In a large bowl, combine water, all olive oil, salt, sugar, and active dry yeast. Gently mix to dissolve yeast. Set aside in a warm place for about 10 minutes, to proof the yeast, until it is foamy and there is this layer of brownish stuff floating at the surface. I usually place my bowl near (or on) my stove, and as I’m cooking other things, the heat helps the yeast move along.
After 10-15 minutes, slowly incorporate the flour into the yeast mixture. Using a fork, I gradually whisk in the first 4-5 cups until all the flour is moistened. I may stop prematurely if the dough seems too dry, but if this happens, just dribble in a few teaspoons of water. Turn the dough onto a lightly floured surface and knead just a few times to form a nice round ball. The final product should be soft and only slightly tacky. Place dough in an oiled bowl, cover with plastic wrap, and set in a warm place (near the stove, above the fridge, etc). Allow the dough to raise 2-3x its original size. This may take anywhere from 1-3 hours, depending on environmental conditions.
After dough has risen, prepare work surface and rolling pin by sprinkling with flour. I find that it helps to oil the surface, the rolling pin, and my hands in addition to the flour. Have additional flour on hand, as you will need more to dust the surface and rolling pin. Also, have 2-3 foiled/parchment-papered baking sheets ready.
To make the dough more manageable, divide the dough in 2, leaving the other half in the plastic wrapped bowl. Take the first half, and gently press down on it, flipping it over and doing the same, to release gasses and flatten the dough. Roll out the dough until about 1/2″ thick, and roughly a 5″ x 15″ rectangle. Using a sharp knife or pizza cutter, slice the rectangle into 5″ long and 1/2″ wide strips.
Taking the strips one at a time, gently roll it back and forth to create an even rope. Using your index and middle fingers as guides, loop the rope twice around your fingers, then bring the ends through the loop to make a knot. Again, watch this video for additional explanation. Repeat with all dough. Place completed knots about 1″ apart on baking sheet. Cover the baking sheets with a dry kitchen towel or plastic wrap, and place in a warm place (like on top of a preheating oven) and allow the knots to double in size.
Preheat oven to 400°F.
While knots are rising and oven is preheating, go ahead and melt the butter, olive oil, and salt in a saucepan on medium-low heat.
Once the knots are done rising and oven is ready, generously brush the knots with the butter/oil mixture. Let bake for 12-15 minutes or until golden brown. While baking, add garlic and parsley (I used scallions this time) to the warm oil/butter mixture. Once the knots are done baking, brush additional butter/oil/garlic/parsley over the top. Best served fresh out of the oven.

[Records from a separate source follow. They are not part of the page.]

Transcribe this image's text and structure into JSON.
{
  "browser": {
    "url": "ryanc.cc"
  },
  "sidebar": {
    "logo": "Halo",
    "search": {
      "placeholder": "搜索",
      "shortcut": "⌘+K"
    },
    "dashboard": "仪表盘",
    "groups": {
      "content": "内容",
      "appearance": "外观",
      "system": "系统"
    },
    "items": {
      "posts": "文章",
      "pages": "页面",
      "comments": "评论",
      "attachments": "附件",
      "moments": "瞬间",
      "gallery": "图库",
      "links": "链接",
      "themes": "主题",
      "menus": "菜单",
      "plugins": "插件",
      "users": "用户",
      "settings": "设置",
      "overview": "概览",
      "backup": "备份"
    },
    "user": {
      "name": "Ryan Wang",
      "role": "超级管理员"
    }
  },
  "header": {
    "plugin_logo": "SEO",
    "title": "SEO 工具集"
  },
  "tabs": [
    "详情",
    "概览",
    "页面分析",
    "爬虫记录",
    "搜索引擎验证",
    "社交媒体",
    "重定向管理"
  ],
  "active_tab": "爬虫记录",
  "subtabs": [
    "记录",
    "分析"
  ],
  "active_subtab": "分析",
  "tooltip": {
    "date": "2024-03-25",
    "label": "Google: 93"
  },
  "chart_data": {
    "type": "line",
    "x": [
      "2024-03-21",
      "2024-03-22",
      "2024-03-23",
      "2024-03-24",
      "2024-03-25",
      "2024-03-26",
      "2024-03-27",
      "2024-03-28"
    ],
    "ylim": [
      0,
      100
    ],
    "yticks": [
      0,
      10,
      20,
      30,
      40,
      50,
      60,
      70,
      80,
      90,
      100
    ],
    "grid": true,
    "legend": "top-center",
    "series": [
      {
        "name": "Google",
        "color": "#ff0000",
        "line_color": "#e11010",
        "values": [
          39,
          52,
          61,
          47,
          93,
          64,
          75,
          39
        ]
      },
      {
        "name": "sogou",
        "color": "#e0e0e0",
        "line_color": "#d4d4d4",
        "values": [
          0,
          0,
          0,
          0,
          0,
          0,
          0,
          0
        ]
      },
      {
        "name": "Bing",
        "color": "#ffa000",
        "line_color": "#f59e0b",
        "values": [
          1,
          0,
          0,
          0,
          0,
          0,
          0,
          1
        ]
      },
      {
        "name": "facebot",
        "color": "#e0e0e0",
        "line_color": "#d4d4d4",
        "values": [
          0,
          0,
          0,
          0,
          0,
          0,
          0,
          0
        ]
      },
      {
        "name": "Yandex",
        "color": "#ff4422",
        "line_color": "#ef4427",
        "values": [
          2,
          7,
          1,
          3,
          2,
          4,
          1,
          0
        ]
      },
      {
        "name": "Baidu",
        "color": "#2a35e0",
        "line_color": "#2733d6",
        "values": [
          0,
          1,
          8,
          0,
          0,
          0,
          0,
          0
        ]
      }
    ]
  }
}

I made these garlic knots for dinner, and my mom and sister looved it. They kept dipping the knots in thick bowls of potato leek soup, and were too busy nomnomnoming to provide any constructive feedback. I’ll take that as a compliment i guess. Just this week, I made another batch, and they make the perfect bite size snack after class. I also think these would make great appetizers for a big family dinner… like maybe… Thanksgiving, which if you didn’t know (as if you didn’t), is only 2 days away.
So, instead of doing real work, I am now sitting here enjoying these delicious garlic knots. Why bother with the mountain of homework and essays and studying and reading and spreadsheets and data sets, when you can simply drown yourself in deliciously tender, moist, and buttery garlic knots, and just forget the world.
Do not disturb until break. Too busy pre-relaxing,